Andreas Mikkelsen damaged his Skoda UK Motorsport Fabia's suspension sliding into a wall four corners into the first stage and retired. Fellow Norwegian Henning Solberg also failed to go beyond stage one after dropping considerable time with a puncture.

Thierry Neuville crashed his Team Peugeot Belgium-Luxembourg 207 three kilometres from the finish of the first stage. Bruno Magalhaes left the road at high speed on stage four although thankfully neither he nor new co-driver Paulo Grave were injured after inflicting sizeable damage to their Peugeot Sport Portugal 207.

The 2011 Intercontinental Rally Challenge now takes a break before resuming for the Rally Islas Canarias, which runs from April 14-16.
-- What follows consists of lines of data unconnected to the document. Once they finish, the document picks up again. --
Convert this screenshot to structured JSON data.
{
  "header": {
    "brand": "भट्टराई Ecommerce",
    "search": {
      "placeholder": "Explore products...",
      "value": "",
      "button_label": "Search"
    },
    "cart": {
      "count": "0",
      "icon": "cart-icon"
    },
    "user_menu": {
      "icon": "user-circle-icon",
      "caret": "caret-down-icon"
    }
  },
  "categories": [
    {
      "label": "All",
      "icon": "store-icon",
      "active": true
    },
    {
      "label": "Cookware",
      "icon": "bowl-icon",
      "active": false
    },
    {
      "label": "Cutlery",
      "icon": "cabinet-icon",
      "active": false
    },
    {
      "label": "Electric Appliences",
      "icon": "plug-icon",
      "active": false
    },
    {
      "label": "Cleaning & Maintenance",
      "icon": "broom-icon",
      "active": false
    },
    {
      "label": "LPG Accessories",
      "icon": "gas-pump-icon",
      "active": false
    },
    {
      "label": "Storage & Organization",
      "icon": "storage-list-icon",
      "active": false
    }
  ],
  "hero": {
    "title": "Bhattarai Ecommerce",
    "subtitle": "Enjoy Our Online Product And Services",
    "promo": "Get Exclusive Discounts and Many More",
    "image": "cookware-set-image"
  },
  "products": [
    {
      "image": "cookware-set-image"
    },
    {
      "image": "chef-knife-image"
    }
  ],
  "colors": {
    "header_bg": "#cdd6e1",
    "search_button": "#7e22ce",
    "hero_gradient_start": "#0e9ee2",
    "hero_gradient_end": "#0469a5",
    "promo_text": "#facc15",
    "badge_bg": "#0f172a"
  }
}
Rallye Monte Carlo: Overall standings after Stage 13 (Top 10):

1. Bryan BouffierPeugeot 207 S20003hrs 32mins 55.6secs
2. Freddy LoixSkoda Fabia S2000+00mins 32.5secs
3. Guy WilksPeugeot 207 S2000+01mins 19.7secs
4. Stephanie SarrazinPeugeot 207 S2000+01mins 21.9secs
5. Francois DelecourPeugeot 207 S2000+01mins 22.4secs
6. Juho HanninenSkoda Fabia S2000+01mins 29.3secs
7. Nicolas VouillozSkoda Fabia S2000+04mins 47.8secs
8. Jan KopeckySkoda Fabia S2000+07mins 45.9secs
9. Giandomenico Basso Peugeot 207 S2000+08mins 46.0secs
10. Toni Gardemeister Peugeot 207 S2000+09mins 09.0secs


11. Alex CaffiSkoda Fabia S2000+13mins 06.2secs
12. Julien MaurinFord Fiesta S2000+13mins 38.9secs
13. Florian GononSubaru Impreza WRX+16mins 05.8secs*
14. Pierre CampanaRenault Clio R3+24mins 02.5secs **

* IRC Production Cup winner
** IRC 2WD Cup winner

Notable retirements:

SS1. Chris AtkinsonProton Satria Neo S2000Mechanical
SS1. Thierry NeuvillePeugeot 207 S2000Accident
SS2. Andreas Mikkelsen Skoda Fabia S2000Suspension
SS2. Henning SolbergFord Fiesta S2000Suspension
SS2. P-G AnderssonProton Satria Neo S2000Suspension
SS2. Andreas AignerMitsubishi Lancer Evo XFire
SS4. Bruno Magalhaes Peugeot 207 S2000Accident
SS8. Luca BettiPeugeot 207 S2000Mechanical
SS10. Jean-Sebastien Vigion Peugeot 207 S2000Mechanical
SS13. Petter SolbergPeugeot 207 S2000Mechanical

all times unofficial